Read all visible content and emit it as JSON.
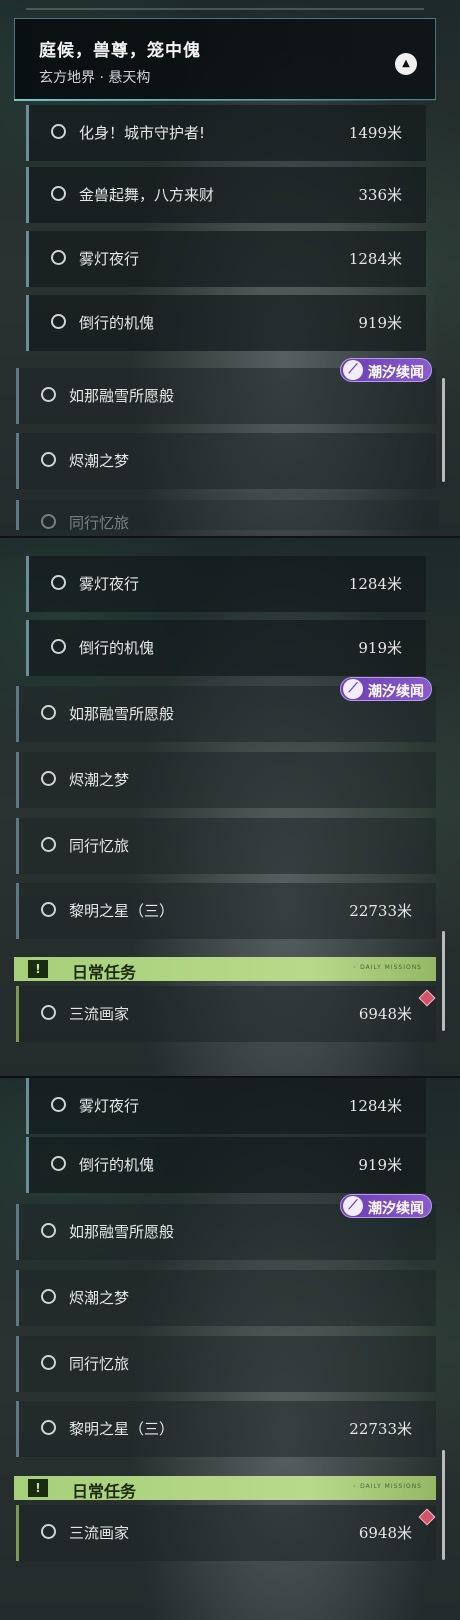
{
  "quest": {
    "title": "庭候，兽尊，笼中傀",
    "subtitle": "玄方地界 · 悬天构",
    "collapse_icon": "▲"
  },
  "badge": {
    "icon": "⟋",
    "label": "潮汐续闻"
  },
  "daily": {
    "icon": "!",
    "label": "日常任务",
    "small_text": "◦ DAILY MISSIONS"
  },
  "panel1": {
    "sub_rows": [
      {
        "label": "化身！城市守护者!",
        "distance": "1499米"
      },
      {
        "label": "金兽起舞，八方来财",
        "distance": "336米"
      },
      {
        "label": "雾灯夜行",
        "distance": "1284米"
      },
      {
        "label": "倒行的机傀",
        "distance": "919米"
      }
    ],
    "main_rows": [
      {
        "label": "如那融雪所愿般",
        "distance": ""
      },
      {
        "label": "烬潮之梦",
        "distance": ""
      }
    ],
    "faded_label": "同行忆旅"
  },
  "panel2": {
    "sub_rows": [
      {
        "label": "雾灯夜行",
        "distance": "1284米"
      },
      {
        "label": "倒行的机傀",
        "distance": "919米"
      }
    ],
    "main_rows": [
      {
        "label": "如那融雪所愿般",
        "distance": ""
      },
      {
        "label": "烬潮之梦",
        "distance": ""
      },
      {
        "label": "同行忆旅",
        "distance": ""
      },
      {
        "label": "黎明之星（三）",
        "distance": "22733米"
      }
    ],
    "daily_rows": [
      {
        "label": "三流画家",
        "distance": "6948米"
      }
    ]
  },
  "panel3": {
    "sub_rows": [
      {
        "label": "雾灯夜行",
        "distance": "1284米"
      },
      {
        "label": "倒行的机傀",
        "distance": "919米"
      }
    ],
    "main_rows": [
      {
        "label": "如那融雪所愿般",
        "distance": ""
      },
      {
        "label": "烬潮之梦",
        "distance": ""
      },
      {
        "label": "同行忆旅",
        "distance": ""
      },
      {
        "label": "黎明之星（三）",
        "distance": "22733米"
      }
    ],
    "daily_rows": [
      {
        "label": "三流画家",
        "distance": "6948米"
      }
    ]
  }
}
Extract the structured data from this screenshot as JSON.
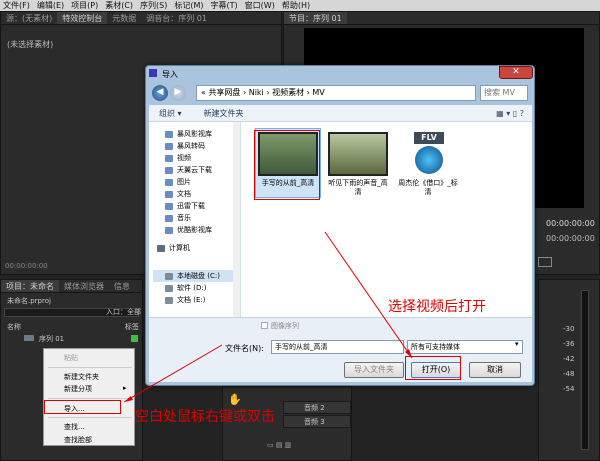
{
  "menu": [
    "文件(F)",
    "编辑(E)",
    "项目(P)",
    "素材(C)",
    "序列(S)",
    "标记(M)",
    "字幕(T)",
    "窗口(W)",
    "帮助(H)"
  ],
  "left_tabs": [
    "源：(无素材)",
    "特效控制台",
    "元数据",
    "调音台：序列 01"
  ],
  "no_clip": "(未选择素材)",
  "program_tab": "节目：序列 01",
  "src_timecode": "00:00:00:00",
  "prog_timecode_a": "00:00:00:00",
  "prog_timecode_b": "00:00:00:00",
  "project_tabs": [
    "项目：未命名",
    "媒体浏览器",
    "信息"
  ],
  "project_file": "未命名.prproj",
  "entry_label": "入口：全部",
  "col_name": "名称",
  "col_tag": "标签",
  "sequence_item": "序列 01",
  "context_menu": {
    "paste": "粘贴",
    "new_bin": "新建文件夹",
    "new_item": "新建分项",
    "import": "导入...",
    "find": "查找...",
    "find_face": "查找脸部"
  },
  "tracks": [
    "音频 2",
    "音频 3"
  ],
  "meter_labels": [
    "-30",
    "-36",
    "-42",
    "-48",
    "-54"
  ],
  "dialog": {
    "title": "导入",
    "close": "✕",
    "breadcrumb": "« 共享网盘 › Niki › 视频素材 › MV",
    "search_placeholder": "搜索 MV",
    "organize": "组织 ▾",
    "new_folder": "新建文件夹",
    "nav_items": [
      "暴风影视库",
      "暴风转码",
      "视频",
      "天翼云下载",
      "图片",
      "文档",
      "迅雷下载",
      "音乐",
      "优酷影视库"
    ],
    "computer": "计算机",
    "drives": [
      "本地磁盘 (C:)",
      "软件 (D:)",
      "文档 (E:)"
    ],
    "files": [
      {
        "name": "手写的从前_高清",
        "badge": ""
      },
      {
        "name": "听见下雨的声音_高清",
        "badge": ""
      },
      {
        "name": "周杰伦《借口》_标清",
        "badge": "FLV"
      }
    ],
    "image_sequence": "图像序列",
    "filename_label": "文件名(N):",
    "filename_value": "手写的从前_高清",
    "filetype": "所有可支持媒体",
    "import_folder_btn": "导入文件夹",
    "open_btn": "打开(O)",
    "cancel_btn": "取消"
  },
  "annotations": {
    "a1": "选择视频后打开",
    "a2": "空白处鼠标右键或双击"
  },
  "colors": {
    "annotation": "#e00000",
    "accent": "#3c7fd6"
  }
}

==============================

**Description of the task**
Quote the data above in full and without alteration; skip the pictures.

**Output below**
Read all visible content and emit it as JSON.
{
  "quest": {
    "title": "庭候，兽尊，笼中傀",
    "subtitle": "玄方地界 · 悬天构",
    "collapse_icon": "▲"
  },
  "badge": {
    "icon": "⟋",
    "label": "潮汐续闻"
  },
  "daily": {
    "icon": "!",
    "label": "日常任务",
    "small_text": "◦ DAILY MISSIONS"
  },
  "panel1": {
    "sub_rows": [
      {
        "label": "化身！城市守护者!",
        "distance": "1499米"
      },
      {
        "label": "金兽起舞，八方来财",
        "distance": "336米"
      },
      {
        "label": "雾灯夜行",
        "distance": "1284米"
      },
      {
        "label": "倒行的机傀",
        "distance": "919米"
      }
    ],
    "main_rows": [
      {
        "label": "如那融雪所愿般",
        "distance": ""
      },
      {
        "label": "烬潮之梦",
        "distance": ""
      }
    ],
    "faded_label": "同行忆旅"
  },
  "panel2": {
    "sub_rows": [
      {
        "label": "雾灯夜行",
        "distance": "1284米"
      },
      {
        "label": "倒行的机傀",
        "distance": "919米"
      }
    ],
    "main_rows": [
      {
        "label": "如那融雪所愿般",
        "distance": ""
      },
      {
        "label": "烬潮之梦",
        "distance": ""
      },
      {
        "label": "同行忆旅",
        "distance": ""
      },
      {
        "label": "黎明之星（三）",
        "distance": "22733米"
      }
    ],
    "daily_rows": [
      {
        "label": "三流画家",
        "distance": "6948米"
      }
    ]
  },
  "panel3": {
    "sub_rows": [
      {
        "label": "雾灯夜行",
        "distance": "1284米"
      },
      {
        "label": "倒行的机傀",
        "distance": "919米"
      }
    ],
    "main_rows": [
      {
        "label": "如那融雪所愿般",
        "distance": ""
      },
      {
        "label": "烬潮之梦",
        "distance": ""
      },
      {
        "label": "同行忆旅",
        "distance": ""
      },
      {
        "label": "黎明之星（三）",
        "distance": "22733米"
      }
    ],
    "daily_rows": [
      {
        "label": "三流画家",
        "distance": "6948米"
      }
    ]
  }
}
Extract the structured data from this screenshot as JSON.
{
  "menu": [
    "文件(F)",
    "编辑(E)",
    "项目(P)",
    "素材(C)",
    "序列(S)",
    "标记(M)",
    "字幕(T)",
    "窗口(W)",
    "帮助(H)"
  ],
  "left_tabs": [
    "源：(无素材)",
    "特效控制台",
    "元数据",
    "调音台：序列 01"
  ],
  "no_clip": "(未选择素材)",
  "program_tab": "节目：序列 01",
  "src_timecode": "00:00:00:00",
  "prog_timecode_a": "00:00:00:00",
  "prog_timecode_b": "00:00:00:00",
  "project_tabs": [
    "项目：未命名",
    "媒体浏览器",
    "信息"
  ],
  "project_file": "未命名.prproj",
  "entry_label": "入口：全部",
  "col_name": "名称",
  "col_tag": "标签",
  "sequence_item": "序列 01",
  "context_menu": {
    "paste": "粘贴",
    "new_bin": "新建文件夹",
    "new_item": "新建分项",
    "import": "导入...",
    "find": "查找...",
    "find_face": "查找脸部"
  },
  "tracks": [
    "音频 2",
    "音频 3"
  ],
  "meter_labels": [
    "-30",
    "-36",
    "-42",
    "-48",
    "-54"
  ],
  "dialog": {
    "title": "导入",
    "close": "✕",
    "breadcrumb": "« 共享网盘 › Niki › 视频素材 › MV",
    "search_placeholder": "搜索 MV",
    "organize": "组织 ▾",
    "new_folder": "新建文件夹",
    "nav_items": [
      "暴风影视库",
      "暴风转码",
      "视频",
      "天翼云下载",
      "图片",
      "文档",
      "迅雷下载",
      "音乐",
      "优酷影视库"
    ],
    "computer": "计算机",
    "drives": [
      "本地磁盘 (C:)",
      "软件 (D:)",
      "文档 (E:)"
    ],
    "files": [
      {
        "name": "手写的从前_高清",
        "badge": ""
      },
      {
        "name": "听见下雨的声音_高清",
        "badge": ""
      },
      {
        "name": "周杰伦《借口》_标清",
        "badge": "FLV"
      }
    ],
    "image_sequence": "图像序列",
    "filename_label": "文件名(N):",
    "filename_value": "手写的从前_高清",
    "filetype": "所有可支持媒体",
    "import_folder_btn": "导入文件夹",
    "open_btn": "打开(O)",
    "cancel_btn": "取消"
  },
  "annotations": {
    "a1": "选择视频后打开",
    "a2": "空白处鼠标右键或双击"
  },
  "colors": {
    "annotation": "#e00000",
    "accent": "#3c7fd6"
  }
}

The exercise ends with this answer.